We know how crazy things have been lately, and we wanted to drop you a line just to make sure everything’s shipshape. (Forgive the Titanic pun — you must be almost as sick of them as we are.)

Titanic is the biggest movie ever — so big, even The Man in the Iron Mask has been able to ride its coattails to a respectable $50 million-and-counting gross. So here you are at 23, dealing with being Hottest Star in the Universe (at least this month), perusing the $20 million paychecks being waved temptingly under your nose, and fending off a world willing to give you almost anything you desire.

We want you to know one thing: We feel your pain.

How unnerving to face a flurry of decisions, to be surrounded by people who can’t stop their sycophantic slobbering long enough to offer some guidance. Thus the burden of counseling you has fallen on Entertainment Weekly. It’s a responsibility we shoulder proudly, because as far as we’re concerned, you should aim for our Power Issue and avoid our back-page ”What Ever Happened to” department. Now…
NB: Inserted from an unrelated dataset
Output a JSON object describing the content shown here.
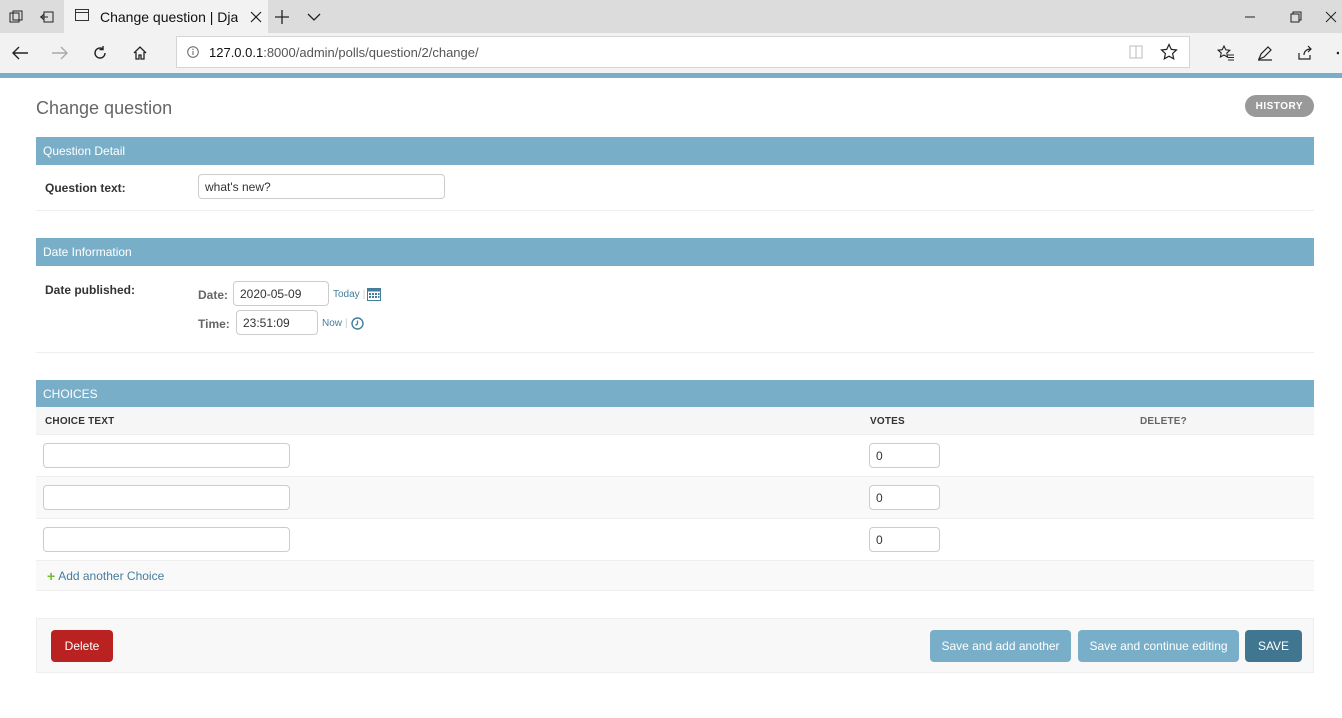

What moves should you make in the coming years in order to maintain both your status and your sanity? Trust us, and…

1. Don’t keep your eyes on the prize.
Sure, it’s a bummer you didn’t get an Oscar nomination for your turn in Titanic. But worse disappointments will follow if you make the following assumption: Since you failed to win a nod for playing a straightforward romantic leading man, and you did get nominated for your performance as a mentally retarded boy in 1993’s What’s Eating Gilbert Grape, esoteric and small must be a better career path. Wrong. Your Gilbert Grape costar Johnny Depp got trapped in the moonstruck-sensitive-oddball ghetto for years before playing a recognizable earthling in Donnie Brasco, and Nicolas Cage once ate a live cockroach to get into character for Vampire’s Kiss, a movie that, incidentally, did not win him an Oscar. Don’t be those guys.

2. Don’t be afraid to think big…
To write your own ticket in Hollywood, it’s crucial to have the kind of big-ticket success that Titanic brought you. The next few decisions you make will be the most important of your career. As producer Jim Jacks (Michael) says: ”If you make two or three bad choices and disappoint your audience, there is always someone waiting in the wings. If you don’t believe it, look at Richard Gere. After An Officer and a Gentleman, nobody was ever hotter, but the films that followed were Breathless and Beyond the Limit. Sure, he came back, but it took a while.”

You’ve already completed a small role in Woody Allen’s upcoming Celebrity, with Kenneth Branagh — a good move for actorly prestige (Allen has directed more than a dozen Oscar-nominated performances) if not visibility. But you should have jumped at a role Matt Damon just got: the lead in Billy Bob Thornton’s adaptation of Cormac McCarthy’s All the Pretty Horses. It’s a project that promises to marry a critically successful book with box office potential.